In January, 1927, Erwin Rudolf met Ralph Greenleaf in New York City to determine the nation’s next pocket billiards champion. Greenleaf had held the title nearly uninterrupted for the previous eight years, having relinquished it only once (in 1925) to Frank Taberski. But 1927 was not to be Greenleaf’s year. Erwin Rudolph came from behind to take the last block of the three-block match by 170 to 77, and the overall match by 450-384.

In January, 1927, two of America’s best players — Ohio’s Erwin Rudolph and Chicago’s Ralph Greenleaf—met in New York City to determine who would become pocket billiards next champion. Greenleaf had held the title uninterrupted for seven years running, relinquished it in 1925 to Frank Taberski, and then quickly regained the crown the following year in Philadelphia. It was in that 1926 tournament that Erwin Rudolph placed second, his highest finish to date. Under the rules then enforced by the sport’s sanctioning body, Rudolph gained with his runner-up status the right to challenge Greenleaf in a one-on-one dual for the title.

And hence, New York City, Jan. 19, 1927: a three-day, three-block match for the world title. On one side Ralph Greenleaf, the hard-living young champion. On the other Erwin Rudolph, the clean-cut, obnoxiously non-drinking challenger. Greenleaf was 25. Rudolph a few years older.  The contestants would play at the spacious Dwyer’s Billiard Academy, 39 John Street, playing to 450. The game, as usual, was straight pool.  Erwin Rudolph went into the match as an under-dog but not as a push-over. As one reporter noted:  “Rudolph is one of the most confident players in the pocket billiard game today and with the exception of the champion, Greenleaf, he is said to have no equal at the present time.”
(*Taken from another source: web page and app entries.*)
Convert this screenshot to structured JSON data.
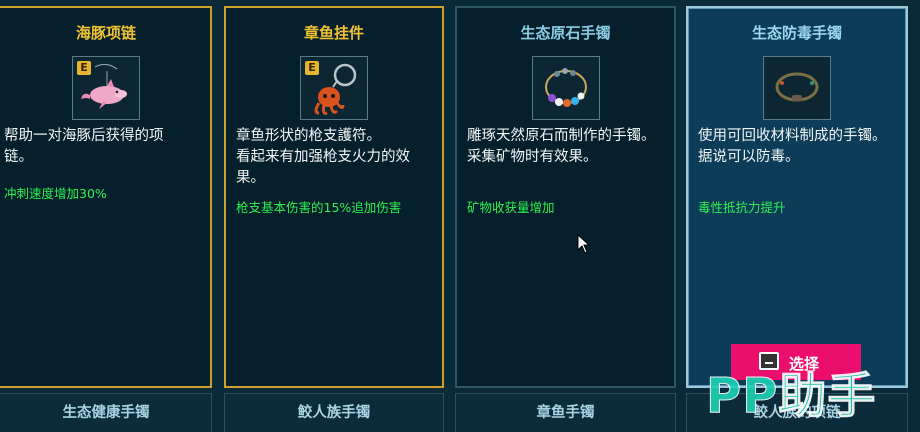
{
  "cards": [
    {
      "title": "海豚项链",
      "badge": "E",
      "icon": "dolphin-necklace-icon",
      "description": "帮助一对海豚后获得的项链。",
      "effect": "冲刺速度增加30%"
    },
    {
      "title": "章鱼挂件",
      "badge": "E",
      "icon": "octopus-keychain-icon",
      "description": "章鱼形状的枪支護符。\n看起来有加强枪支火力的效果。",
      "effect": "枪支基本伤害的15%追加伤害"
    },
    {
      "title": "生态原石手镯",
      "icon": "gemstone-bracelet-icon",
      "description": "雕琢天然原石而制作的手镯。\n采集矿物时有效果。",
      "effect": "矿物收获量增加"
    },
    {
      "title": "生态防毒手镯",
      "icon": "recycled-bracelet-icon",
      "description": "使用可回收材料制成的手镯。\n据说可以防毒。",
      "effect": "毒性抵抗力提升",
      "button_label": "选择"
    }
  ],
  "bottom_tabs": [
    "生态健康手镯",
    "鲛人族手镯",
    "章鱼手镯",
    "鲛人族的项链"
  ],
  "watermark": "PP助手",
  "colors": {
    "rare_border": "#cfa12a",
    "effect_text": "#2ff050",
    "select_button": "#ea0f6c",
    "watermark": "#1cd0b2"
  }
}
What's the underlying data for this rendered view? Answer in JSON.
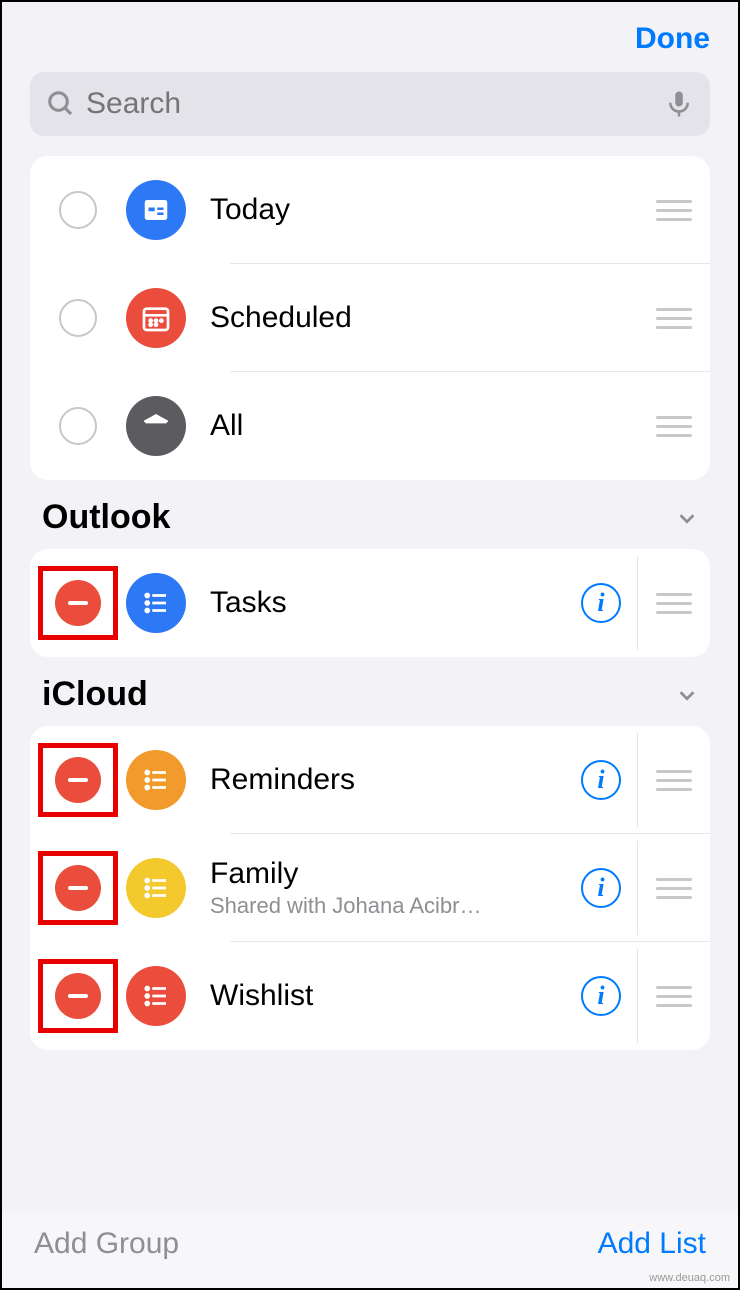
{
  "topbar": {
    "done": "Done"
  },
  "search": {
    "placeholder": "Search"
  },
  "smartLists": [
    {
      "label": "Today"
    },
    {
      "label": "Scheduled"
    },
    {
      "label": "All"
    }
  ],
  "sections": {
    "outlook": {
      "title": "Outlook",
      "lists": [
        {
          "label": "Tasks"
        }
      ]
    },
    "icloud": {
      "title": "iCloud",
      "lists": [
        {
          "label": "Reminders"
        },
        {
          "label": "Family",
          "sub": "Shared with Johana Acibr…"
        },
        {
          "label": "Wishlist"
        }
      ]
    }
  },
  "footer": {
    "addGroup": "Add Group",
    "addList": "Add List"
  },
  "watermark": "www.deuaq.com"
}
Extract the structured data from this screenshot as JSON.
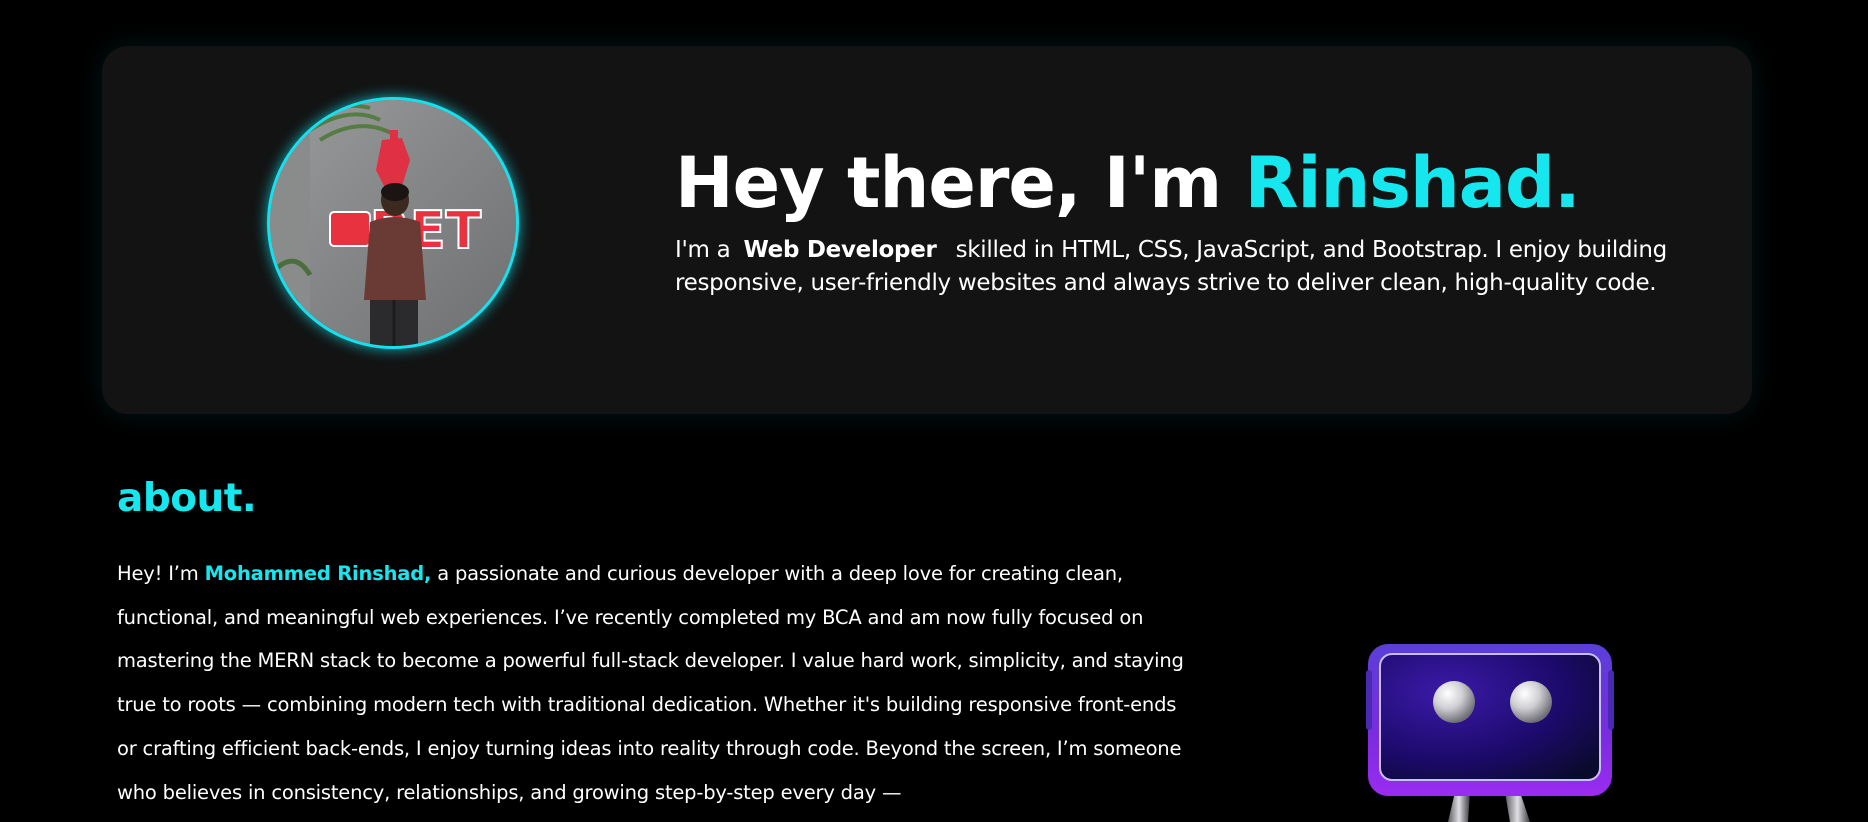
{
  "hero": {
    "title_prefix": "Hey there, I'm ",
    "title_name": "Rinshad.",
    "desc_prefix": "I'm a",
    "desc_role": "Web Developer",
    "desc_suffix": "skilled in HTML, CSS, JavaScript, and Bootstrap. I enjoy building responsive, user-friendly websites and always strive to deliver clean, high-quality code.",
    "avatar_sign_text": "RET"
  },
  "about": {
    "heading": "about.",
    "text_prefix": "Hey! I’m ",
    "name": "Mohammed Rinshad,",
    "text_body": " a passionate and curious developer with a deep love for creating clean, functional, and meaningful web experiences. I’ve recently completed my BCA and am now fully focused on mastering the MERN stack to become a powerful full-stack developer. I value hard work, simplicity, and staying true to roots — combining modern tech with traditional dedication. Whether it's building responsive front-ends or crafting efficient back-ends, I enjoy turning ideas into reality through code. Beyond the screen, I’m someone who believes in consistency, relationships, and growing step-by-step every day —"
  },
  "colors": {
    "background": "#000000",
    "card": "#131313",
    "accent": "#16e7ef",
    "text": "#ffffff",
    "robot_screen": "#2a0a8a"
  },
  "icons": {
    "robot": "robot-illustration"
  }
}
Greenleaf’s title defense did not begin as expected. On the first night he clearly was off his game — “off color,” as some commentators euphemistically describe it — and he fell behind quickly.  The ventilators were either broken or tampered with, raising the packed room’s temperature, despite the season.  Rudolph, a bald man and slender — not handsome like Greenleaf — at one point led by 43. Greenleaf answered with a spirited defense, sinking 43 balls consecutively and eventually evening the tally. But it wasn’t enough and with a flourishing run of 27 he ended Greenleaf’s night. The final score after 25 innings: 158 or Rudolph; 146 for Greenleaf.  “All the people who have said that Rudolph did not have a chance are preparing their alibis in advance,” wrote one commentator.

The defeat made headlines from coast-to-coast.

On the second night, however, Greenleaf started hot and stayed hot. He attacked the table from all sides, firing off long-range straight ins or cut shots, but always with the cue ball settling back precisely into position. The young lion took the second block 161 to 122, bringing the tally to 307 to 280 in his favor.

But 1927 was not to be Greenleaf’s year. Erwin Rudolph came from behind to take the third and final block, and he did so in grand fashion, pocketing more than two balls to every single ball pocketed by Greenleaf. Final score: 450-384. The defeat made headlines from coast-to-coast. Somehow Greenleaf, the greatest player of the age, had been bested. 

— R.A. Dyer